Hear me roar 🦁

For anyone who’s seen The Lion King but yet to hear a lion actually roar (me included).  Advertisements

Advertisements

Spiderweb trees 🕸️

In July 2010, 10 years of rain fell into parts of Pakistan that left millions of people and spiders homeless. As a survival mechanism, spiders took homage and blanketed some of the trees. What resulted were cotton-candy looking cocoons that protected the locals against a rash of mosquitoes.   Photos by Russell Watkins

The longest straight line you can walk without hitting the ocean

If you were the next Forest Gump and wanted to walk Earth in a straight line without hitting the water, here’s your guide. The path starts east in China and ends in Liberia. Lace up those walking shoes, we’ve got a project for you. An intrepid cartographer has, with the help of Google Earth, tracked down the […]

Watch Volcano Calbuco Erupt in Chile 🌋

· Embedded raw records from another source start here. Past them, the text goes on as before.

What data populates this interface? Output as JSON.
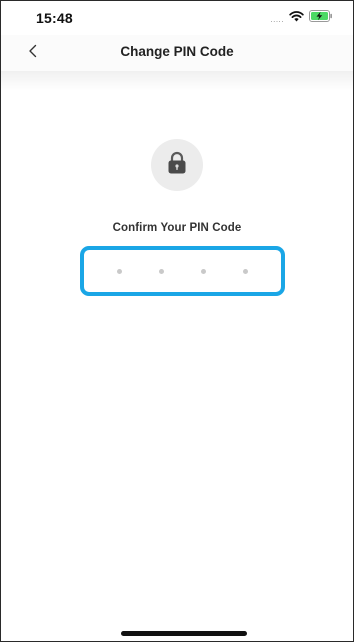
{
  "status_bar": {
    "time": "15:48",
    "signal_text": ".....",
    "icons": [
      "wifi-icon",
      "battery-charging-icon"
    ],
    "battery_color": "#4cd964"
  },
  "nav": {
    "back_icon": "chevron-left-icon",
    "title": "Change PIN Code"
  },
  "lock": {
    "icon": "lock-icon"
  },
  "pin": {
    "prompt": "Confirm Your PIN Code",
    "digit_count": 4,
    "filled_count": 0,
    "highlight_color": "#1aa6e6"
  }
}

This is a timelapse of the Volcano Calbuco in Chile that erupted 3 times in 8 days between April 22–23, 2015. One of the eruptions lasted 90 minutes, sending a plume of ash 6 miles into the sky. While climate change deniers might point the finger at mother nature for these CO2 emissions, as one […]

This bird-sized moth is gorgeous

Introducing the Cecropia silkmoth, North America’s largest native moth, with a female wingspan reaching six inches. These striking moths live all across the Eastern United States and are one of over 1,860 species of Lepidoptera (Moths and Butterflies) found in the park! You can protect these beautiful insects by capturing them only in photographs. Apparently, […]

Nature’s flying jewels

If you liked the video of the dead leaf butterfly, then you’ll want to check out this video of the beautiful Archduke (Lexias pardalis dirteana) butterfly in its baby caterpillar state. Full of spines, its next stage will be chrysalis before shedding and breaking into a restless butterfly. 

The link between rainfall and the duration of Roman emperors

There’s an interesting piece in The Economist about the link between rainfall and the rise and fall of Roman emperors. One such lesson is how drought affected the stability of the Roman empire 1,500 years ago. In a new paper published in Economics Letters, Cornelius Christian of Brock University and Liam Elbourne of St Francis Xavier University identify […]

Vietnam’s Magical Golden Bridge 👐

There are two hands at the Cau Vang (Golden Bridge) on the top of Da Nang’s Ba Na Hills, one to pick up the people, the other to hold the bridge together.  Suspended nearly a mile high above sea level, the 500-foot long bridge was designed by TA Landscape Architecture in Ho Chi Minh City. […]

Nature, man and woman

We fail so easily to see the difference between fear of the unknown and respect for the unknown, thinking that those who do not hasten in with bright lights and knives are deterred by a holy and superstitious fear. Respect for the unknown is the attitude of those who, instead of raping nature, woo her […]

Setting sun

Whether you set the route or leave it open-ended, you can discover things along the way. Constraints produce their own magic. They make you innovate based off what you have to play with. But so too do indefinite destinations. Out of curiosity blooms everything. The more we know, the more we want to know. We […]

How spiders use silk to ride the wind

    Sometimes spiders ride the wind. They spin out lines of silk that are caught by the breeze and carry them aloft. They have been reported to rise a mile or two above the earth, and perhaps even to cross oceans. It’s called ballooning. Watch the spider raise the leg to test the wind […]

To get lost, on purpose

Nothing is more abandoned than the desert. Yet, there is nothing more stimulating than letting the imagination fill in the empty space. The blank page work the same way. We fill it in with fiction and truth, recasting observations and thoughts about our surroundings. Curiosity is the best book. As more land becomes visible, we […]